I so fervently believe these children, the boys especially, are the key to seeing a tangible change in the Valley. It’s a man’s world here. If these boys grow up and allow God to transform their hearts towards him—we have a brand new generation of fathers, husbands, workers, who will, in turn, affect all the women and children here. If they know and love God, and have biblical teaching, they have the option to choose to be faithful to their wives, to do more than provide food for their families, but to be present with them and lead them with a gentle hand. As it stands, I have no interest, nor calling to reach out to the men here. But my boys will be men someday. They’re already little men. And they believe everything that they’ve even known thus far in life to be the norm, which completely makes sense.
“What do you think it means to be a good father?”
“You send your children to get water.”
“Have you ever seen your Mama or other Mamas in the village get hit before?”
“Oh, of course.”
“What does it mean to love your wife?”
“You make sure she has food.”
You sure you want me to try this, Jesus?
And now that I’ve blogged about it, what happens if I fail? What if I fail to see or make any difference in these boys that I believe are the key to seeing change in the Valley? What in the world do I know about even attempting this, as a 20 something year old white American woman-thing?
Hold on to the pattern of wholesome teaching you learned from me—a pattern shaped by the faith and love that you have in Christ Jesus. Through the power of the Holy Spirit who lives within us, carefully guard the precious truth that has been entrusted to you. – 2 Timothy 1:13-14
Each of us did the work the Lord gave us. I planted the seed in your hearts, and Apollos watered it, but it was God who made it grow. It’s not important who does the planting, or who does the watering. What’s important is that God makes the seed grow.
– 1 Corinthians 3:5-8
Well, okay then.
But what if I’m forcing my cultural expectations or concepts on them?
Sometimes there are things that supersede culture and are just wrong no matter where you are or what standard of morality people enforce in the particular geographical location.
Like taking advantage of little girls.
Like beating your wife, instead of loving and protecting her.
Like using the money you earn for drink while your family goes hungry.
And I can’t stop it all.
I can’t deal justice or judgment out on anyone, as much as my blood boils and I want too. That’s God’s seat, and I’m done putting myself there; as good as my intentions are, I’m still not God.
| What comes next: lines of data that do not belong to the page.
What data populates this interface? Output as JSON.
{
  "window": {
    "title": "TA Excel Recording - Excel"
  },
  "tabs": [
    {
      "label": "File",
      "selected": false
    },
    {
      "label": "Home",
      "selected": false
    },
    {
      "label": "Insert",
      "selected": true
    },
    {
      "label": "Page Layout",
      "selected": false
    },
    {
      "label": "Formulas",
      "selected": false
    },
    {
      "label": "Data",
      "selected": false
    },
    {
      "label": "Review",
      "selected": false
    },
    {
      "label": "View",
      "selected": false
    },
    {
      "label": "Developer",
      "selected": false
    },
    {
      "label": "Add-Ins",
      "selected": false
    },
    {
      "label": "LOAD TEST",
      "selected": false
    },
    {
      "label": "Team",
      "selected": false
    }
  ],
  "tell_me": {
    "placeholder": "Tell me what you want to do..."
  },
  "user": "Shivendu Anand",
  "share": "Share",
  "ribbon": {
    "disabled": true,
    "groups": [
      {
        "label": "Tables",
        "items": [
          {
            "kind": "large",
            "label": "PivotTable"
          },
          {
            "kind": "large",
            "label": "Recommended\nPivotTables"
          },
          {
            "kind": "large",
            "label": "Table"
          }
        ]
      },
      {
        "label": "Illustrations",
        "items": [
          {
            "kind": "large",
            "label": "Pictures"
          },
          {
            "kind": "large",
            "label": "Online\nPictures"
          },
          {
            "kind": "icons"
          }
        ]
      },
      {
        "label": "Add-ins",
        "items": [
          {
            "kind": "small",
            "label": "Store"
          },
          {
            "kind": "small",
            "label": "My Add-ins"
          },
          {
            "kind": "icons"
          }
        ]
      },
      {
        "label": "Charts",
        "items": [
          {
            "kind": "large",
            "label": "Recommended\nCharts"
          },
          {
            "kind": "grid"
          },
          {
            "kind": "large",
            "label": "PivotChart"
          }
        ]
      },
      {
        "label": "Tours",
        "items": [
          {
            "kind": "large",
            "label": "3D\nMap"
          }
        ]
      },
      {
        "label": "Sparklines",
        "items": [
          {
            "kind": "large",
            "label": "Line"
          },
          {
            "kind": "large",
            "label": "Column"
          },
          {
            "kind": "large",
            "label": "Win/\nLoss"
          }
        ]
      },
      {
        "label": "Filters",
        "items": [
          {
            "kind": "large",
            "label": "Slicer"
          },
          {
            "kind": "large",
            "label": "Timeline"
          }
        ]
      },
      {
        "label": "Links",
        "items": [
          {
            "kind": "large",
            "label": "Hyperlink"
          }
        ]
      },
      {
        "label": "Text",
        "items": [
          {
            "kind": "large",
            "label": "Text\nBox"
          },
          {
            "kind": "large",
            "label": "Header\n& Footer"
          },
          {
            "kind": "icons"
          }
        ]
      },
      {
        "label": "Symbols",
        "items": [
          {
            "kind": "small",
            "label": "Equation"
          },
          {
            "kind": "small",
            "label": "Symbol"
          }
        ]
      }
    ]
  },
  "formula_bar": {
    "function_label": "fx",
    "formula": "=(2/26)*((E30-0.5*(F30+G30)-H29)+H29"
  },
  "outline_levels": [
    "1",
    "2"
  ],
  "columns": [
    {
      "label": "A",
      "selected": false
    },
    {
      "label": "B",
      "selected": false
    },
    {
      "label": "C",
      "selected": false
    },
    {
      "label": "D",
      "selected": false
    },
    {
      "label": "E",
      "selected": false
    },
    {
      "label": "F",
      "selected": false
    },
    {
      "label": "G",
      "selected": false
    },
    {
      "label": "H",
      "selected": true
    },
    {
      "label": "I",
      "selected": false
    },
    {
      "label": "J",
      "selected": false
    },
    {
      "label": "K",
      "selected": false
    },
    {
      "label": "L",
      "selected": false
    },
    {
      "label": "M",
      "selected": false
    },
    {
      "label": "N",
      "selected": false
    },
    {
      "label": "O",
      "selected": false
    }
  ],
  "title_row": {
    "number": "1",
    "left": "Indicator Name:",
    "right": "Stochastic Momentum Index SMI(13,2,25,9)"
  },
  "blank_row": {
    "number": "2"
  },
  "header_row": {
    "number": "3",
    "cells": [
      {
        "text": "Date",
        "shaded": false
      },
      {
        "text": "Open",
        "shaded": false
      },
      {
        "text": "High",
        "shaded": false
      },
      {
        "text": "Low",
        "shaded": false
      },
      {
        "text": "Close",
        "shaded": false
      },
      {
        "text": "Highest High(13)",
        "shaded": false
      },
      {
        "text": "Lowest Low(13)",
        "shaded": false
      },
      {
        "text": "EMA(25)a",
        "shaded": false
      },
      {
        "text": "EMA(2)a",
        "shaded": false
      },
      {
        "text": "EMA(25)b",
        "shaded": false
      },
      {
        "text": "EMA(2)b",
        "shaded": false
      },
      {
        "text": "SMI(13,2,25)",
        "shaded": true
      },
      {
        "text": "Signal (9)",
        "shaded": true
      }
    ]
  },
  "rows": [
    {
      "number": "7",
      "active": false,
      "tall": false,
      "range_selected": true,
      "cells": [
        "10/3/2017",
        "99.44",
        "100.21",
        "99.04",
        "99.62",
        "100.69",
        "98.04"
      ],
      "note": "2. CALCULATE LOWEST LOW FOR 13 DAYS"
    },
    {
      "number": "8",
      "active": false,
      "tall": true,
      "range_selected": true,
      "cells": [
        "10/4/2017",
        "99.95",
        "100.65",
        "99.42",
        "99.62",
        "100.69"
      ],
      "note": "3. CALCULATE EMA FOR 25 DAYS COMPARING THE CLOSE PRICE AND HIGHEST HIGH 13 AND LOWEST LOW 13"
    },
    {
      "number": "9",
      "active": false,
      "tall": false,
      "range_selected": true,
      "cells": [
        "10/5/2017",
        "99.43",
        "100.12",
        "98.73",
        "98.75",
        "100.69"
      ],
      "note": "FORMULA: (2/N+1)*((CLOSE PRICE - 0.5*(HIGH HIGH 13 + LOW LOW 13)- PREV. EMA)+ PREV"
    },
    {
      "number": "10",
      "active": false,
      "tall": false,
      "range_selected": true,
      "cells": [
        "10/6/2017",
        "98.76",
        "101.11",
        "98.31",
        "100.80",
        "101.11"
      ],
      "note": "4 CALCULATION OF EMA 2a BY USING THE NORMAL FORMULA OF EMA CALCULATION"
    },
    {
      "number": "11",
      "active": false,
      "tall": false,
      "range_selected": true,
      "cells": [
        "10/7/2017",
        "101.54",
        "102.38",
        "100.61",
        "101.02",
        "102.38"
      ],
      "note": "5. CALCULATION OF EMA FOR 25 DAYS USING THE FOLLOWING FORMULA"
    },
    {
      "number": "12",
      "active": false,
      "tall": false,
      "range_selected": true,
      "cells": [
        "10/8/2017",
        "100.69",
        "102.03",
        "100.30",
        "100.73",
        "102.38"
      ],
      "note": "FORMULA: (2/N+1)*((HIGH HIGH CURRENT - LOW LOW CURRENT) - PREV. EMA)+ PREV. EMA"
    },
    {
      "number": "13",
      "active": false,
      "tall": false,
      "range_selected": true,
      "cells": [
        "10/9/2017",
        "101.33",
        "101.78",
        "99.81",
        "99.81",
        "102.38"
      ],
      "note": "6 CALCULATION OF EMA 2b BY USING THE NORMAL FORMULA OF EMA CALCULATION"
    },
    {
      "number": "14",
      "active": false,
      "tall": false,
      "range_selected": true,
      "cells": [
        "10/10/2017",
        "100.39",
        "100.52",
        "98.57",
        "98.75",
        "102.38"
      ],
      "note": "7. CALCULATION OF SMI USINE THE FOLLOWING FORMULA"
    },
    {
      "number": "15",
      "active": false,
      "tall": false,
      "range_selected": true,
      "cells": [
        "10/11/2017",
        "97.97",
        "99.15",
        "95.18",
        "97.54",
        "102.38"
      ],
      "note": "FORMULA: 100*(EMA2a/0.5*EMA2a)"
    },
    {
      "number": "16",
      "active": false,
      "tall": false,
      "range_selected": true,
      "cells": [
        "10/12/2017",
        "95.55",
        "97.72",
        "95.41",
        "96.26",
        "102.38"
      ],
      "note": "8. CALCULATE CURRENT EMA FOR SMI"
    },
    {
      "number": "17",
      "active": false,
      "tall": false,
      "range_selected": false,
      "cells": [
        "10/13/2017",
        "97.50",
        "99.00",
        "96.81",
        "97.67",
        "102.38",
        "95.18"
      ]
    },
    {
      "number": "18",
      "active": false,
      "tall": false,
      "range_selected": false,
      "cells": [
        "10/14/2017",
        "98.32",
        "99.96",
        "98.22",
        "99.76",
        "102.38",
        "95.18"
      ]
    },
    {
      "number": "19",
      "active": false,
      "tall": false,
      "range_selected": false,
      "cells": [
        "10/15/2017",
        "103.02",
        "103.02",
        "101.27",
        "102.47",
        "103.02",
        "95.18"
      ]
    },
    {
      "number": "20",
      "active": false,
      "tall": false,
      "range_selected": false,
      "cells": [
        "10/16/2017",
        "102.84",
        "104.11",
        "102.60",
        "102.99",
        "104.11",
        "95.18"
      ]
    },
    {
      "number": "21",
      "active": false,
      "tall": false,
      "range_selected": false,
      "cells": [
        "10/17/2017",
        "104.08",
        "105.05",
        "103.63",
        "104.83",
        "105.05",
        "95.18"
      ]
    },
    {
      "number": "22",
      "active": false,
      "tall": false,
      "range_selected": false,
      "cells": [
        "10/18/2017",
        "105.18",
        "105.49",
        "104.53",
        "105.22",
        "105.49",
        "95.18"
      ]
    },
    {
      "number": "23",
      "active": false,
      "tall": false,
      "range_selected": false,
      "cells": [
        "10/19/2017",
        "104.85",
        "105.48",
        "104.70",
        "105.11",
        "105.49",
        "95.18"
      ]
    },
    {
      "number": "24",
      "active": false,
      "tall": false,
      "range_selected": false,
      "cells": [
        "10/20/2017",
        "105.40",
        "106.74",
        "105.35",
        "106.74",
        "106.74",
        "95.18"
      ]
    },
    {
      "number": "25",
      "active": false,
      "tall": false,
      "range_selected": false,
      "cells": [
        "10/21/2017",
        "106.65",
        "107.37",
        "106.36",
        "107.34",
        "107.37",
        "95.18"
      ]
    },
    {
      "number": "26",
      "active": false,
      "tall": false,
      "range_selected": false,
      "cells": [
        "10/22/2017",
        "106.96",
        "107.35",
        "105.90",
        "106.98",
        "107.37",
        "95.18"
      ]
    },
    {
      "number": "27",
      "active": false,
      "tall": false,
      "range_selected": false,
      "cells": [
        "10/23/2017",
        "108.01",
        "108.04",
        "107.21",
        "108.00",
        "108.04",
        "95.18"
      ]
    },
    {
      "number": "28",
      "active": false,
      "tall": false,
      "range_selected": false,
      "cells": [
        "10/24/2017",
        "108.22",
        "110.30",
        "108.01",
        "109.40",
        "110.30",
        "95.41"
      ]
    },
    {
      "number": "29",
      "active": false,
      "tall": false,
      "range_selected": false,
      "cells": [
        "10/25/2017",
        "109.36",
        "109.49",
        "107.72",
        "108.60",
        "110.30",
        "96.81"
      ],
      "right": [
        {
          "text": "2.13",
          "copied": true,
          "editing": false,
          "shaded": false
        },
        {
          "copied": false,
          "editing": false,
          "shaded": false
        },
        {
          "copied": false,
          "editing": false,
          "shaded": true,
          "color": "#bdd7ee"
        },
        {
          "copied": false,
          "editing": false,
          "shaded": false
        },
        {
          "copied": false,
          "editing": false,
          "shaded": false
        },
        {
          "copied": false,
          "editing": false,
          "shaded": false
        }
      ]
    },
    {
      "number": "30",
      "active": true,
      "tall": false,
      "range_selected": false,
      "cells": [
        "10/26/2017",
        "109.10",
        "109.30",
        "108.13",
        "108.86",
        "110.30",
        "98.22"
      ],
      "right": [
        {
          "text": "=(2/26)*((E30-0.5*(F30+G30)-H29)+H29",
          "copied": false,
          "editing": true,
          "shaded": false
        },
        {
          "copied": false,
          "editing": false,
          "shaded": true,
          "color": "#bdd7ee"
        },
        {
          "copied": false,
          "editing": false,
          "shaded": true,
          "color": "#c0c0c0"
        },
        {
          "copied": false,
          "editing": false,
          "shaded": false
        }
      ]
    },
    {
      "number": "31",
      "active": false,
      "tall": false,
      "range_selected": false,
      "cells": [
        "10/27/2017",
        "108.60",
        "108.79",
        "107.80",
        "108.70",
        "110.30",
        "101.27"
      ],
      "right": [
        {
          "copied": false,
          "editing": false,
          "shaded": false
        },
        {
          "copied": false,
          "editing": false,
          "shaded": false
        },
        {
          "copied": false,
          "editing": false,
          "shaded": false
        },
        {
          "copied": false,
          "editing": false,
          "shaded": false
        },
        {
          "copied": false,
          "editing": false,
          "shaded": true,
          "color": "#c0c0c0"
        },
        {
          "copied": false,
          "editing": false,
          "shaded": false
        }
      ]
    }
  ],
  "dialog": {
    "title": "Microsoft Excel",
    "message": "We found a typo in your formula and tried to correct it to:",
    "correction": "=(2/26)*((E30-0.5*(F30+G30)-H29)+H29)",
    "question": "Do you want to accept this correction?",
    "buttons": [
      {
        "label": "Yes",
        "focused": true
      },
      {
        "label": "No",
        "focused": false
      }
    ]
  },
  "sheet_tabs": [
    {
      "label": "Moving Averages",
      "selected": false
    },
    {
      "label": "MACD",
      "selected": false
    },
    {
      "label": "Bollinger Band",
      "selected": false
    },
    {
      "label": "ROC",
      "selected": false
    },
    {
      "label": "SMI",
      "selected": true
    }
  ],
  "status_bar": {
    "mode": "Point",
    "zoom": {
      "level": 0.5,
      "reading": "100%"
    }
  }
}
But I can teach these little boys what God says about love, life and relationships. I can give them Truth and try to actually make disciples, even if it looks totally different that what I thought it would or what I feel equipped for.